Severity of Infection: The severity of the yeast infection plays a crucial role in determining the frequency of fluconazole use. Mild infections may be effectively treated with a single-dose regimen, while more severe or recurrent infections may require longer or repeated courses.

Underlying Health Conditions: Individuals with compromised immune systems or underlying health conditions may be more susceptible to recurrent yeast infections. In such cases, healthcare providers may opt for an extended treatment plan to address the root cause and prevent future occurrences.

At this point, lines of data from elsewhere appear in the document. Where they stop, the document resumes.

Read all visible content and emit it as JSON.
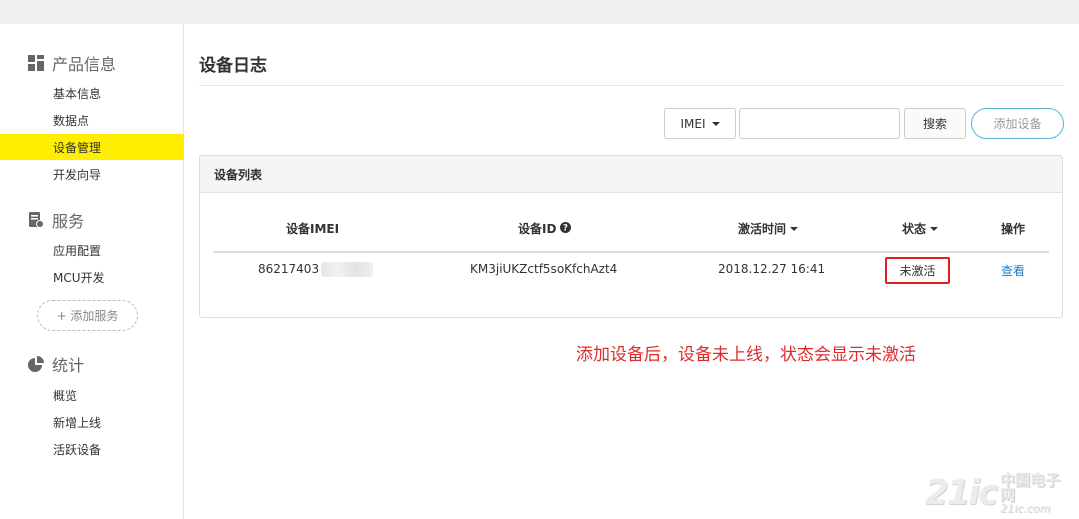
{
  "sidebar": {
    "sections": [
      {
        "title": "产品信息",
        "icon": "grid-icon",
        "items": [
          "基本信息",
          "数据点",
          "设备管理",
          "开发向导"
        ]
      },
      {
        "title": "服务",
        "icon": "service-icon",
        "items": [
          "应用配置",
          "MCU开发"
        ]
      },
      {
        "title": "统计",
        "icon": "pie-chart-icon",
        "items": [
          "概览",
          "新增上线",
          "活跃设备"
        ]
      }
    ],
    "active_item": "设备管理",
    "add_service_label": "+ 添加服务"
  },
  "main": {
    "page_title": "设备日志",
    "toolbar": {
      "filter_select": "IMEI",
      "search_value": "",
      "search_label": "搜索",
      "add_device_label": "添加设备"
    },
    "panel": {
      "title": "设备列表",
      "columns": [
        "设备IMEI",
        "设备ID",
        "激活时间",
        "状态",
        "操作"
      ],
      "rows": [
        {
          "imei": "86217403",
          "device_id": "KM3jiUKZctf5soKfchAzt4",
          "activated_at": "2018.12.27 16:41",
          "status": "未激活",
          "action": "查看"
        }
      ]
    }
  },
  "annotation": "添加设备后，设备未上线，状态会显示未激活",
  "watermark": {
    "brand": "21ic",
    "name": "中国电子网",
    "sub": "21ic.com"
  },
  "colors": {
    "active_bg": "#ffee00",
    "annotation": "#e02a2a",
    "status_highlight": "#e02020",
    "link": "#1f7dc5",
    "add_button_border": "#5cb3d6"
  }
}
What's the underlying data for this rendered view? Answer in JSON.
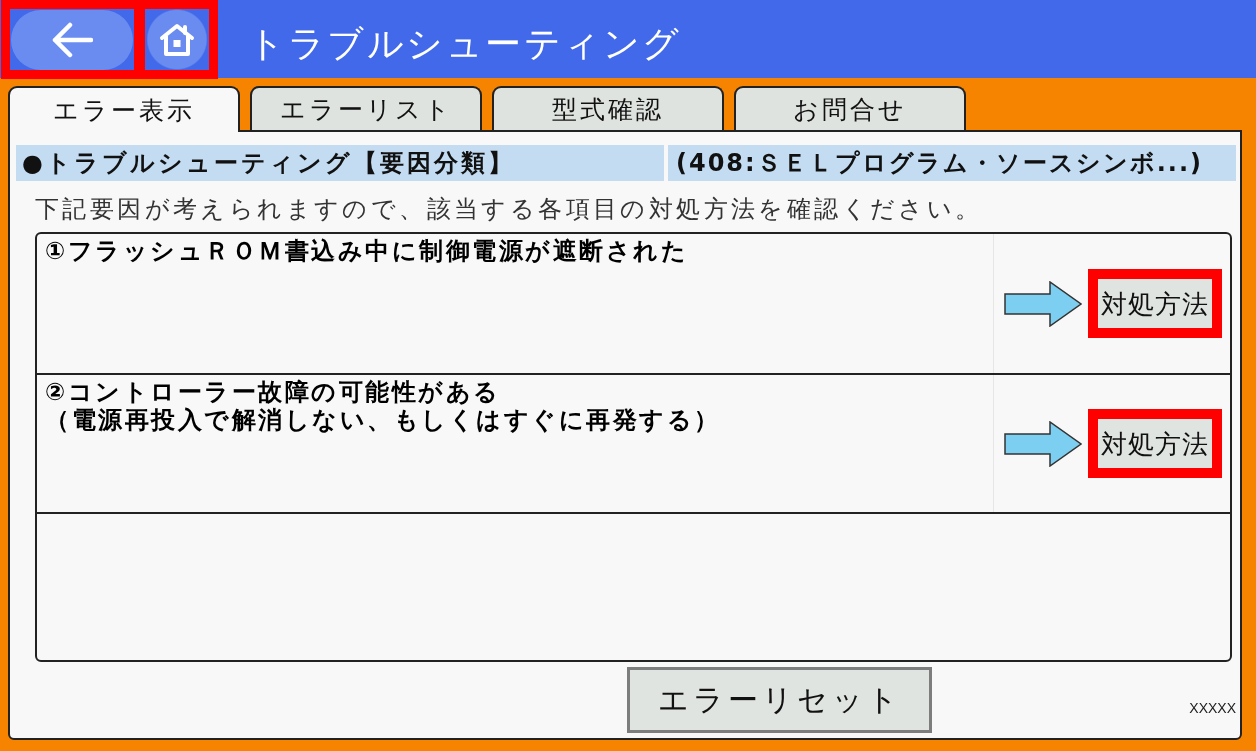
{
  "header": {
    "nav_buttons": [
      {
        "kind": "back",
        "highlighted": true
      },
      {
        "kind": "home",
        "highlighted": true
      }
    ],
    "title": "トラブルシューティング"
  },
  "tabs": [
    {
      "label": "エラー表示",
      "selected": true
    },
    {
      "label": "エラーリスト",
      "selected": false
    },
    {
      "label": "型式確認",
      "selected": false
    },
    {
      "label": "お問合せ",
      "selected": false
    }
  ],
  "panel": {
    "heading": "●トラブルシューティング【要因分類】",
    "error_name": "(408:ＳＥＬプログラム・ソースシンボ...)",
    "instruction": "下記要因が考えられますので、該当する各項目の対処方法を確認ください。",
    "causes": [
      {
        "lines": [
          "①フラッシュＲＯＭ書込み中に制御電源が遮断された"
        ],
        "action": {
          "label": "対処方法",
          "highlighted": true
        }
      },
      {
        "lines": [
          "②コントローラー故障の可能性がある",
          "（電源再投入で解消しない、もしくはすぐに再発する）"
        ],
        "action": {
          "label": "対処方法",
          "highlighted": true
        }
      }
    ],
    "reset_button": {
      "label": "エラーリセット"
    },
    "footer_code": "XXXXX"
  }
}
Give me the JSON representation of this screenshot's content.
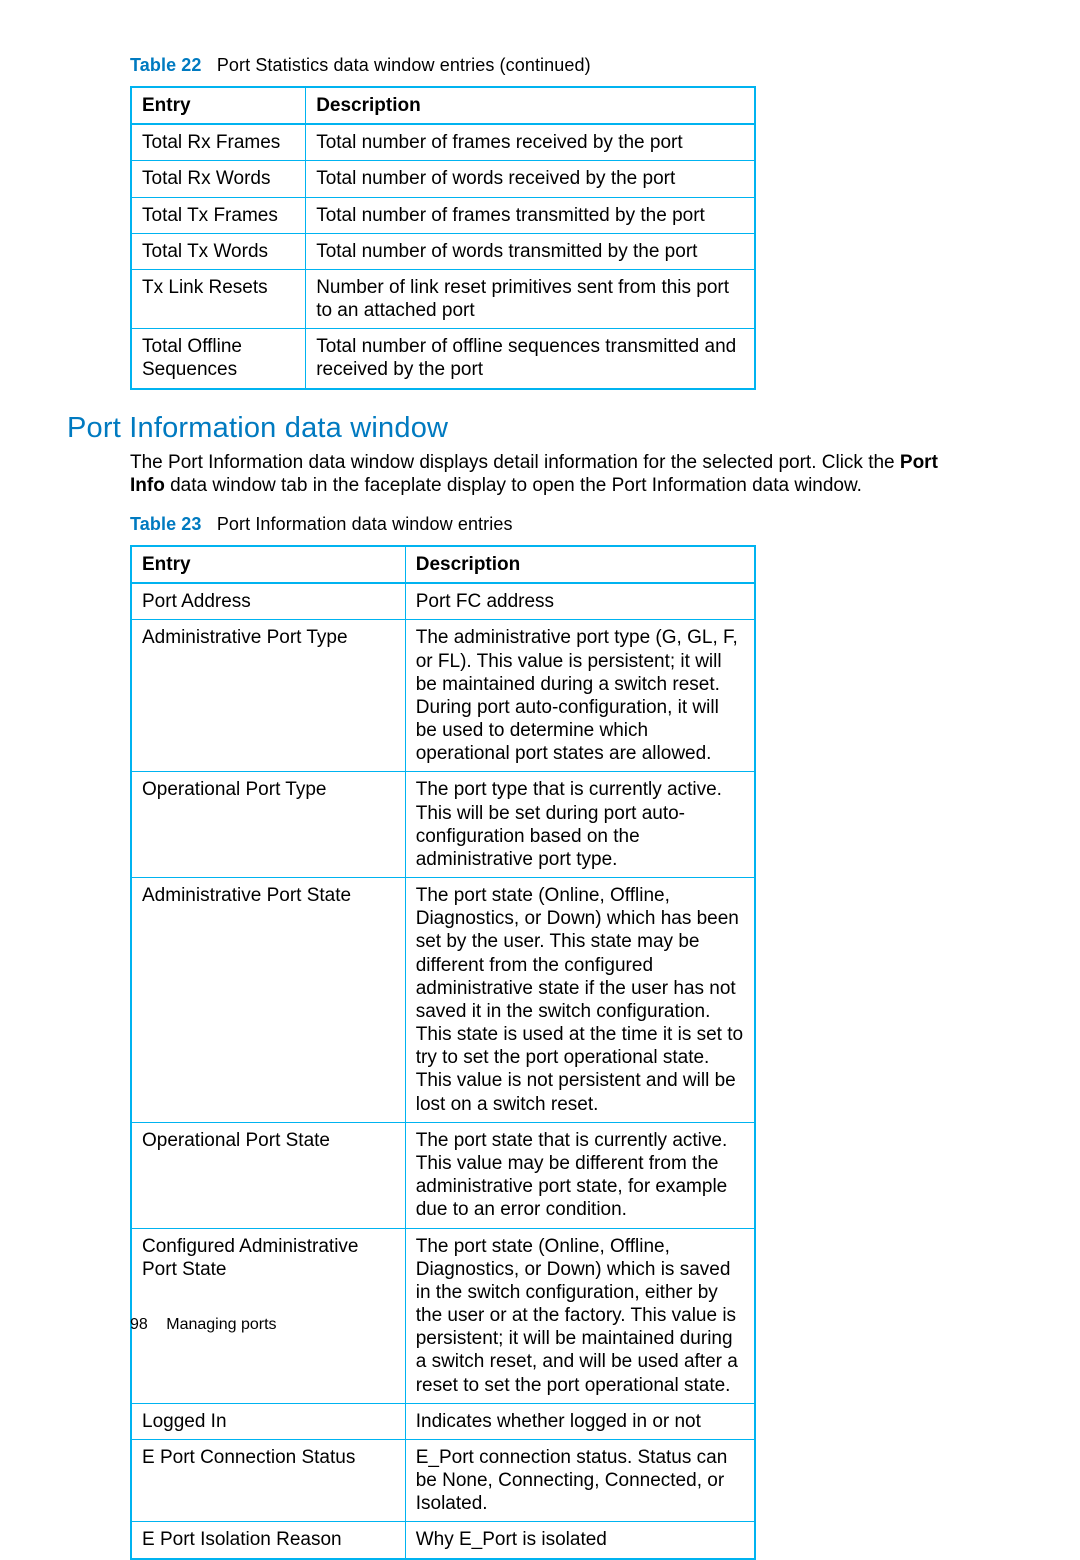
{
  "table22": {
    "label": "Table 22",
    "caption": "Port Statistics data window entries  (continued)",
    "headers": {
      "entry": "Entry",
      "description": "Description"
    },
    "rows": [
      {
        "entry": "Total Rx Frames",
        "description": "Total number of frames received by the port"
      },
      {
        "entry": "Total Rx Words",
        "description": "Total number of words received by the port"
      },
      {
        "entry": "Total Tx Frames",
        "description": "Total number of frames transmitted by the port"
      },
      {
        "entry": "Total Tx Words",
        "description": "Total number of words transmitted by the port"
      },
      {
        "entry": "Tx Link Resets",
        "description": "Number of link reset primitives sent from this port to an attached port"
      },
      {
        "entry": "Total Offline Sequences",
        "description": "Total number of offline sequences transmitted and received by the port"
      }
    ]
  },
  "section": {
    "heading": "Port Information data window",
    "para_pre": "The Port Information data window displays detail information for the selected port. Click the ",
    "para_bold": "Port Info",
    "para_post": " data window tab in the faceplate display to open the Port Information data window."
  },
  "table23": {
    "label": "Table 23",
    "caption": "Port Information data window entries",
    "headers": {
      "entry": "Entry",
      "description": "Description"
    },
    "rows": [
      {
        "entry": "Port Address",
        "description": "Port FC address"
      },
      {
        "entry": "Administrative Port Type",
        "description": "The administrative port type (G, GL, F, or FL). This value is persistent; it will be maintained during a switch reset. During port auto-configuration, it will be used to determine which operational port states are allowed."
      },
      {
        "entry": "Operational Port Type",
        "description": "The port type that is currently active. This will be set during port auto-configuration based on the administrative port type."
      },
      {
        "entry": "Administrative Port State",
        "description": "The port state (Online, Offline, Diagnostics, or Down) which has been set by the user. This state may be different from the configured administrative state if the user has not saved it in the switch configuration. This state is used at the time it is set to try to set the port operational state. This value is not persistent and will be lost on a switch reset."
      },
      {
        "entry": "Operational Port State",
        "description": "The port state that is currently active. This value may be different from the administrative port state, for example due to an error condition."
      },
      {
        "entry": "Configured Administrative Port State",
        "description": "The port state (Online, Offline, Diagnostics, or Down) which is saved in the switch configuration, either by the user or at the factory. This value is persistent; it will be maintained during a switch reset, and will be used after a reset to set the port operational state."
      },
      {
        "entry": "Logged In",
        "description": "Indicates whether logged in or not"
      },
      {
        "entry": "E Port Connection Status",
        "description": "E_Port connection status. Status can be None, Connecting, Connected, or Isolated."
      },
      {
        "entry": "E Port Isolation Reason",
        "description": "Why E_Port is isolated"
      }
    ]
  },
  "footer": {
    "page": "98",
    "section": "Managing ports"
  }
}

Patient Response to Treatment: The response to initial treatment guides healthcare providers in determining the need for additional doses or an extended course of fluconazole. Patients are advised to complete the prescribed medication even if symptoms improve to ensure the eradication of the infection.

Pregnancy and Breastfeeding: For pregnant individuals or those breastfeeding, the safety of medication is a crucial consideration. Healthcare providers will weigh the potential benefits of fluconazole against any potential risks to the developing fetus or the nursing infant.

Cautions and Considerations

While fluconazole is generally well-tolerated, there are certain precautions and considerations individuals should be aware of:

Drug Interactions: Inform your healthcare provider about all medications, supplements, or herbal remedies you are currently taking, as fluconazole may interact with certain drugs.

Allergic Reactions: Individuals with a history of allergic reactions to azole antifungals should exercise caution and inform their healthcare provider.

Side Effects: Common side effects of fluconazole include nausea, headache, and abdominal pain. If severe or persistent, it’s important to consult a healthcare professional.

Consulting Healthcare Provider: Before self-prescribing or altering the recommended dosage, individuals should always consult their healthcare provider. Self-diagnosis and treatment may lead to inadequate resolution of the infection or the development of drug-resistant strains of Candida.

Conclusion

Fluconazole is a valuable tool in the treatment of yeast infections, providing effective relief for individuals dealing with the discomfort of these fungal overgrowths. The frequency of fluconazole use depends on the type and severity of the infection, as well as individual health considerations. Adhering to prescribed dosages, completing the full course of treatment, and communicating openly with healthcare providers are essential steps in ensuring successful resolution of yeast infections while minimizing potential risks. Always consult a healthcare professional for personalized advice tailored to your specific health needs.